Saturday, July 3, 2010

Pudding Spoons and Forks

"It was remarkable to think how different were Kikuyu lives from our own, and surprising that they found our ways wholly arbitrary, and forgot that salt, mustards, and pepper pots should all be grouped together in two clusters on the table, and that pudding spoons should point in one direction and forks in another. Europeans rarely questioned their own customs; what they did was right and civilized, what others did was savage and stupid. No doubt all people think like this about their own habits. The Kikuyu probably accounted for most of ours as a form of magic." From The Mottled Lizard, by Elspeth Huxley
One could apply Elspeth Huxley's observation to many facets of life but those do include table manners and eating customs.

Growing up in a Chinese immigrant family I was not exposed to a formal Western meal until I was a senior in high school attending a dinner for scholarship applicants at the upscale Fairmont Hotel in San Francisco. I still recall vividly the confusion, awkwardness, and embarrassment I felt at facing an array of forks, knives, and spoons that I had no idea what to do with. On that occasion, from a certain perspective, I could have been regarded as rather uncivilized and stupid.

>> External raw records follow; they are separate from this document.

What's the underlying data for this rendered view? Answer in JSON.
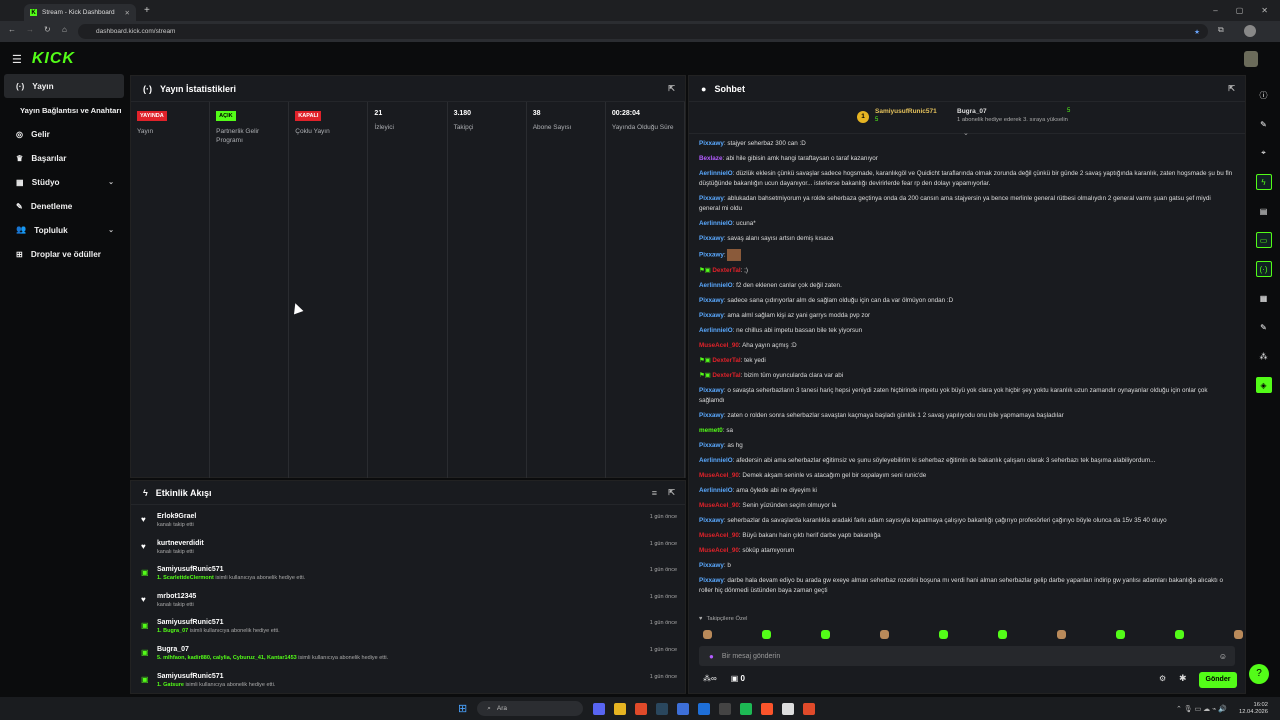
{
  "browser": {
    "tab_title": "Stream - Kick Dashboard",
    "url": "dashboard.kick.com/stream"
  },
  "brand": {
    "logo": "KICK",
    "accent": "#53fc18"
  },
  "sidebar": {
    "items": [
      {
        "label": "Yayın",
        "icon": "broadcast-icon"
      },
      {
        "label": "Yayın Bağlantısı ve Anahtarı",
        "icon": ""
      },
      {
        "label": "Gelir",
        "icon": "globe-icon"
      },
      {
        "label": "Başarılar",
        "icon": "trophy-icon"
      },
      {
        "label": "Stüdyo",
        "icon": "layout-icon"
      },
      {
        "label": "Denetleme",
        "icon": "wrench-icon"
      },
      {
        "label": "Topluluk",
        "icon": "people-icon"
      },
      {
        "label": "Droplar ve ödüller",
        "icon": "gift-icon"
      }
    ]
  },
  "stats_panel": {
    "title": "Yayın İstatistikleri",
    "items": [
      {
        "badge": "YAYINDA",
        "badge_color": "#e0222a",
        "label": "Yayın"
      },
      {
        "badge": "AÇIK",
        "badge_color": "#53fc18",
        "label": "Partnerlik Gelir Programı"
      },
      {
        "badge": "KAPALI",
        "badge_color": "#e0222a",
        "label": "Çoklu Yayın"
      },
      {
        "value": "21",
        "label": "İzleyici"
      },
      {
        "value": "3.180",
        "label": "Takipçi"
      },
      {
        "value": "38",
        "label": "Abone Sayısı"
      },
      {
        "value": "00:28:04",
        "label": "Yayında Olduğu Süre"
      }
    ]
  },
  "activity": {
    "title": "Etkinlik Akışı",
    "items": [
      {
        "icon": "heart-icon",
        "name": "Erlok9Grael",
        "desc": "kanalı takip etti",
        "time": "1 gün önce"
      },
      {
        "icon": "heart-icon",
        "name": "kurtneverdidit",
        "desc": "kanalı takip etti",
        "time": "1 gün önce"
      },
      {
        "icon": "gift-icon",
        "name": "SamiyusufRunic571",
        "hl": "1. ScarlettdeClermont",
        "desc": "isimli kullanıcıya abonelik hediye etti.",
        "time": "1 gün önce"
      },
      {
        "icon": "heart-icon",
        "name": "mrbot12345",
        "desc": "kanalı takip etti",
        "time": "1 gün önce"
      },
      {
        "icon": "gift-icon",
        "name": "SamiyusufRunic571",
        "hl": "1. Bugra_07",
        "desc": "isimli kullanıcıya abonelik hediye etti.",
        "time": "1 gün önce"
      },
      {
        "icon": "gift-icon",
        "name": "Bugra_07",
        "hl": "5. mlhfaon, kadir880, calylia, Cyburuz_41, Kantar1453",
        "desc": "isimli kullanıcıya abonelik hediye etti.",
        "time": "1 gün önce"
      },
      {
        "icon": "gift-icon",
        "name": "SamiyusufRunic571",
        "hl": "1. Gatsure",
        "desc": "isimli kullanıcıya abonelik hediye etti.",
        "time": "1 gün önce"
      }
    ]
  },
  "chat": {
    "title": "Sohbet",
    "leader": {
      "rank": "1",
      "name": "SamiyusufRunic571",
      "count": "5",
      "second": "Bugra_07",
      "second_count": "5",
      "note": "1 abonelik hediye ederek 3. sıraya yükselin"
    },
    "messages": [
      {
        "u": "Pixxawy",
        "c": "#5aa9ff",
        "t": "stajyer seherbaz 300 can :D"
      },
      {
        "u": "Bexlaze",
        "c": "#b35cff",
        "t": "abi hile gibisin amk hangi taraftaysan o taraf kazanıyor"
      },
      {
        "u": "AerlinnielO",
        "c": "#5aa9ff",
        "t": "düzlük eklesin çünkü savaşlar sadece hogsmade, karanlıkgöl ve Quidicht taraflarında olmak zorunda değil çünkü bir günde 2 savaş yaptığında karanlık, zaten hogsmade şu bu fln düştüğünde bakanlığın ucun dayanıyor... isterlerse bakanlığı devirirlerde fear rp den dolayı yapamıyorlar."
      },
      {
        "u": "Pixxawy",
        "c": "#5aa9ff",
        "t": "ablukadan bahsetmiyorum ya rolde seherbaza geçtinya onda da 200 cansın ama stajyersin ya bence merlinle general rütbesi olmalıydın 2 general varmı şuan gatsu şef miydi general mi oldu"
      },
      {
        "u": "AerlinnielO",
        "c": "#5aa9ff",
        "t": "ucuna*"
      },
      {
        "u": "Pixxawy",
        "c": "#5aa9ff",
        "t": "savaş alanı sayısı artsın demiş kısaca"
      },
      {
        "u": "Pixxawy",
        "c": "#5aa9ff",
        "t": ""
      },
      {
        "u": "DexterTal",
        "c": "#e0222a",
        "t": ";)"
      },
      {
        "u": "AerlinnielO",
        "c": "#5aa9ff",
        "t": "f2 den eklenen canlar çok değil zaten."
      },
      {
        "u": "Pixxawy",
        "c": "#5aa9ff",
        "t": "sadece sana çıdırıyorlar alm de sağlam olduğu için can da var ölmüyon ondan :D"
      },
      {
        "u": "Pixxawy",
        "c": "#5aa9ff",
        "t": "ama alml sağlam kişi az yani garrys modda pvp zor"
      },
      {
        "u": "AerlinnielO",
        "c": "#5aa9ff",
        "t": "ne chillus abi impetu bassan bile tek yiyorsun"
      },
      {
        "u": "MuseAcel_90",
        "c": "#e0222a",
        "t": "Aha yayın açmış :D"
      },
      {
        "u": "DexterTal",
        "c": "#e0222a",
        "t": "tek yedi"
      },
      {
        "u": "DexterTal",
        "c": "#e0222a",
        "t": "bizim tüm oyuncularda clara var abi"
      },
      {
        "u": "Pixxawy",
        "c": "#5aa9ff",
        "t": "o savaşta seherbazların 3 tanesi hariç hepsi yeniydi zaten hiçbirinde impetu yok büyü yok clara yok hiçbir şey yoktu karanlık uzun zamandır oynayanlar olduğu için onlar çok sağlamdı"
      },
      {
        "u": "Pixxawy",
        "c": "#5aa9ff",
        "t": "zaten o rolden sonra seherbazlar savaştan kaçmaya başladı günlük 1 2 savaş yapılıyodu onu bile yapmamaya başladılar"
      },
      {
        "u": "memet0",
        "c": "#53fc18",
        "t": "sa"
      },
      {
        "u": "Pixxawy",
        "c": "#5aa9ff",
        "t": "as hg"
      },
      {
        "u": "AerlinnielO",
        "c": "#5aa9ff",
        "t": "afedersin abi ama seherbazlar eğitimsiz ve şunu söyleyebilirim ki seherbaz eğitimin de bakanlık çalışanı olarak 3 seherbazı tek başıma alabiliyordum..."
      },
      {
        "u": "MuseAcel_90",
        "c": "#e0222a",
        "t": "Demek akşam seninle vs atacağım gel bir sopalayım seni runic'de"
      },
      {
        "u": "AerlinnielO",
        "c": "#5aa9ff",
        "t": "ama öylede abi ne diyeyim ki"
      },
      {
        "u": "MuseAcel_90",
        "c": "#e0222a",
        "t": "Senin yüzünden seçim olmuyor la"
      },
      {
        "u": "Pixxawy",
        "c": "#5aa9ff",
        "t": "seherbazlar da savaşlarda karanlıkla aradaki farkı adam sayısıyla kapatmaya çalışıyo bakanlığı çağırıyo profesörleri çağırıyo böyle olunca da 15v 35 40 oluyo"
      },
      {
        "u": "MuseAcel_90",
        "c": "#e0222a",
        "t": "Büyü bakanı hain çıktı herif darbe yaptı bakanlığa"
      },
      {
        "u": "MuseAcel_90",
        "c": "#e0222a",
        "t": "söküp atamıyorum"
      },
      {
        "u": "Pixxawy",
        "c": "#5aa9ff",
        "t": "b"
      },
      {
        "u": "Pixxawy",
        "c": "#5aa9ff",
        "t": "darbe hala devam ediyo bu arada gw exeye alman seherbaz rozetini boşuna mı verdi hani alman seherbazlar gelip darbe yapanları indirip gw yanlısı adamları bakanlığa alıcaktı o roller hiç dönmedi üstünden baya zaman geçti"
      }
    ],
    "emote_label": "Takipçilere Özel",
    "input_placeholder": "Bir mesaj gönderin",
    "footer_count": "0",
    "send": "Gönder"
  },
  "taskbar": {
    "search": "Ara",
    "time": "16:02",
    "date": "12.04.2026"
  }
}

In Tanzania it's very common to eat with your hands, no cutlery required. That being the case, it's also expected to wash your hands before eating. In homes and in some restaurants someone will bring water, soap, and a washbasin to each guest, both before and after the meal. Then there is the custom of using your right hand only, avoiding the left hand as much as possible. This is due to the left hand being seen as unclean, which is very literally true if it is used for certain, ahem, bodily functions.

I don't really like to eat with my hands. Doing so is fine for some foods such as sandwiches, cookies, and many kinds of dim sum. But if the food is at all wet, gooey, or oily, I immediately feel like my hands are messy and dirty. Really, the only sensible way to eat is with chopsticks. However, they require a magical dexterity that people beyond the pale acquire with difficulty.

[The photo is of our colleague Geofrey having lunch in the teachers' room. He is eating beans, greens, and ugali, a doughy staple made from corn meal.]



  1. I have never heard of ugali - is it like a tortilla? I think it will take time to feel comfortable eating with your hands - maybe the ugali is the key to successful eating in Tanzania. I remember eating an Ethiopian meal that featured their staple, injera - it was not familiar to me and took me a while to get used to.

  2. Ugali is not at all a bread. At first glance it looks like mashed potatoes, but the color is almost pure white (at least the way it is made around here) and the consistency is very firm.

    Here's one description: "Ugali is an East African dish ... of maize flour (cornmeal) cooked with water to a porridge- or dough-like consistency. It is the most common staple starch of much of Eastern and Southern Africa."

    It's pretty easy to ball up a glob of ugali and dip it into sauce or use it to pick up greens or shredded cabbage or whatever it is served with. I just don't like eating with my hands -- and I admit that it's entirely a matter of what you are used to. If I live in Tanzania long enough, I'll get used to it. 8-D

    I looked up injera also and found this: "Injera ... is a pancake-like bread made out of teff flour. It is traditionally eaten in Ethiopia, Eritrea, Somalia ... and Yemen ..."

  3. Ugali iz from maize floor
    The name is originally from Tanzania
    We eat everyday